Cameron is a walking, talking ball of anxiety (until he has an emotional breakdown and neither walks nor talks, that is). And who can blame him? His parents are remote—specifically his dad, who treats his Ferrari like more of a son than he does Cameron.
Ferris, on the other hand, is as fearless as Cameron is fearful. For example, Ferris walks right into Chez Quis and steals Abe Froman's table. He's confident, and it works: He gets the table and an apology from the stuck-up maître d'. Ferris and Cameron are a study in contrasts, and the movie suggests that Ferris's bold approach is the way to go. In other words, if you want to be free, argues Ferris Bueller's Day Off, if you have any ounce of self-worth, you must face your fears.
Questions About Fear
- Cameron's father, Morris, looms large in the film, but we never actually see or hear him. How would the movie change if we got a firsthand glimpse of Morris?
- Spotting the mileage the parking attendants put on his dad's car causes Cameron to "[go] berserk," reevaluate his life, and realize that he's tired of being afraid. Why do you think this specific incident sets him off?
- Cameron's not the only character that evolves over the course of the film. Jeanie does, too. What's she afraid of?
- We'd argue that Ferris stealing Abe Froman's table is the most fearless thing he does all day. What do you think would've happened if the real "Sausage King of Chicago" turned up to Chez Quis?
Chew on This
Ferris's sole mission is to help Cameron become more confident in the face of his father's cruelty and materialism.

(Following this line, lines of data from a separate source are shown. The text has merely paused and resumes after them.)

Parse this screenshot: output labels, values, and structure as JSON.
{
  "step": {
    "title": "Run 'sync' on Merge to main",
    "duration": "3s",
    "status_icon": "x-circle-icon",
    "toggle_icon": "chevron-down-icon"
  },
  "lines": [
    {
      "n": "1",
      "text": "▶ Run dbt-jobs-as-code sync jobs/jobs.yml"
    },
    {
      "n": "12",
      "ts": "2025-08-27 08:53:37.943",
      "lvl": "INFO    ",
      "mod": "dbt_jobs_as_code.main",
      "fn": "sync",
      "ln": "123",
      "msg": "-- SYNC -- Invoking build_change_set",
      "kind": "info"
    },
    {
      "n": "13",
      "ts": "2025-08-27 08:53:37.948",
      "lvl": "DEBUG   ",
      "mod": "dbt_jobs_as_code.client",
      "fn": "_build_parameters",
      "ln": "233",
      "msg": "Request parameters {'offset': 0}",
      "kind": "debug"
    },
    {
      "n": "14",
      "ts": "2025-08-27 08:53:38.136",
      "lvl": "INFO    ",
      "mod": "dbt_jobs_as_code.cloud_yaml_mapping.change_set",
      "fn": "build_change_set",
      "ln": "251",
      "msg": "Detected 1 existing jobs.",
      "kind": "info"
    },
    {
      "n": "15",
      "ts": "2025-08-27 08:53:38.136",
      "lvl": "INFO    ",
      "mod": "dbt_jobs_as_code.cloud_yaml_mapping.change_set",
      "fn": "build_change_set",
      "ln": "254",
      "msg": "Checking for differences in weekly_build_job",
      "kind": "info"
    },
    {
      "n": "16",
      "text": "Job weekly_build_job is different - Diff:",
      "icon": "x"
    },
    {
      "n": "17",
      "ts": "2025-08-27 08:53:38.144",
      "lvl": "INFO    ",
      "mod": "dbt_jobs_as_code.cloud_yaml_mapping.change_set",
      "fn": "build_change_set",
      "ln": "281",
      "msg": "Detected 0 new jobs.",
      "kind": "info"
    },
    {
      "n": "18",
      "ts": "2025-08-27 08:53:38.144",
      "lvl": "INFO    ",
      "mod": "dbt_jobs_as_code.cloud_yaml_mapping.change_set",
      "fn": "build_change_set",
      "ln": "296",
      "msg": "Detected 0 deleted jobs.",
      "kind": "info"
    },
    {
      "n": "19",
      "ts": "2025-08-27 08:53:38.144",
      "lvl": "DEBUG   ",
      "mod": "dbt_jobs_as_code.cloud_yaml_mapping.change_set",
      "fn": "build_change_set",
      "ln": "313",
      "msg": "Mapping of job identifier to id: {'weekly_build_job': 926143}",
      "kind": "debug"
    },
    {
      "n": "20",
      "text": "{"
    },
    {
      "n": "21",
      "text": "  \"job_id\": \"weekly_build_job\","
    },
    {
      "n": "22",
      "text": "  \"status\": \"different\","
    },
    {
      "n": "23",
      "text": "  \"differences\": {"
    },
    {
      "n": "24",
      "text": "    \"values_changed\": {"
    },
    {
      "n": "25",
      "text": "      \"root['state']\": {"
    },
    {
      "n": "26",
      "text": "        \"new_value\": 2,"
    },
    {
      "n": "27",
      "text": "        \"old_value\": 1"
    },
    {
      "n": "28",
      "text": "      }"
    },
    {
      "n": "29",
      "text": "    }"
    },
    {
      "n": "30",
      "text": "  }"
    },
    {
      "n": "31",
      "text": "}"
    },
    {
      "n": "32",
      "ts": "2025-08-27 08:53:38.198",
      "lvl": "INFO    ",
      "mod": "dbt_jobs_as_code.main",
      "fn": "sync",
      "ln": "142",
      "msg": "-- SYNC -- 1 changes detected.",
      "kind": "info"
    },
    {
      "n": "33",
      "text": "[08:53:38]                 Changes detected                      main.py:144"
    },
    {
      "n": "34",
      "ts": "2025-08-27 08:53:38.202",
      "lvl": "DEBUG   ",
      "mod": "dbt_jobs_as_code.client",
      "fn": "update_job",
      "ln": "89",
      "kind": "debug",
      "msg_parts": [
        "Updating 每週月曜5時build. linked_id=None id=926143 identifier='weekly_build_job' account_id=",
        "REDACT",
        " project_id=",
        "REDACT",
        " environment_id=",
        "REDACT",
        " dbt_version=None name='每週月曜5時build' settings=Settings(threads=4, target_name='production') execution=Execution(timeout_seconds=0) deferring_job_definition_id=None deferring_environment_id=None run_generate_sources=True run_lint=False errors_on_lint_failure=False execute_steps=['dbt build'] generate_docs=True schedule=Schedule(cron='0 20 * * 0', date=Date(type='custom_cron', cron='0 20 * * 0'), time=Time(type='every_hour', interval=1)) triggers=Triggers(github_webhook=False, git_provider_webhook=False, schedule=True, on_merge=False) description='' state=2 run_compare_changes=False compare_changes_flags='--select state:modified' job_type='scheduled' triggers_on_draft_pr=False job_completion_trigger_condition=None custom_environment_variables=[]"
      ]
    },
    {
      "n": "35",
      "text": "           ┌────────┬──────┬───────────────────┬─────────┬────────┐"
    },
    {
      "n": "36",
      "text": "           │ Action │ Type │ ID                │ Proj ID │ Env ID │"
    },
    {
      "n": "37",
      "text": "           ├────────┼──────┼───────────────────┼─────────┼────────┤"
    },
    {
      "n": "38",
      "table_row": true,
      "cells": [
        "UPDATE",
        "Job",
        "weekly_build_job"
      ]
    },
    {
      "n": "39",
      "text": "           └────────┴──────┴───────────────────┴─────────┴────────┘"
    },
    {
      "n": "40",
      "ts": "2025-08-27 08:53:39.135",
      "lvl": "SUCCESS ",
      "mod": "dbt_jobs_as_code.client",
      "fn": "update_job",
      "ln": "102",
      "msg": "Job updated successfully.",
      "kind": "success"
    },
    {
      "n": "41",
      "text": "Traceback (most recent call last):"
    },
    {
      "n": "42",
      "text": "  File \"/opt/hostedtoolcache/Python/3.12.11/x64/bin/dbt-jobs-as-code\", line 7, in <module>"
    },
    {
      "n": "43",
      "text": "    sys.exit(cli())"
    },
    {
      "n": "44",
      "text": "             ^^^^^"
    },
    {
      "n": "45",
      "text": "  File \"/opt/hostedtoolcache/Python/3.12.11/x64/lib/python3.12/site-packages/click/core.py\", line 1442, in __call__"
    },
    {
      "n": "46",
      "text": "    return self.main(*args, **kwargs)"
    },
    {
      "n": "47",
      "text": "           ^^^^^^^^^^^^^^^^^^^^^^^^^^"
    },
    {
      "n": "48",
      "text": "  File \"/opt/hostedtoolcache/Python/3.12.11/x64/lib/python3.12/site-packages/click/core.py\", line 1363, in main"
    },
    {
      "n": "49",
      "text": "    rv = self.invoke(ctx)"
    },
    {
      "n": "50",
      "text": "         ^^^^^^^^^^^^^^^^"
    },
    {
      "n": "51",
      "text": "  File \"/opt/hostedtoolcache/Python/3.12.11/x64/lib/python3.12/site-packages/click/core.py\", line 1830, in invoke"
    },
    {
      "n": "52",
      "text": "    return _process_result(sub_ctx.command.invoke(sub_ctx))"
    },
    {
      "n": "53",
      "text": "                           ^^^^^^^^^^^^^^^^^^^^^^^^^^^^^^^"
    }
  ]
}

Cameron isn't afraid of his dad; he's afraid of the homicidal fury he'll unleash if he goes off on his dad.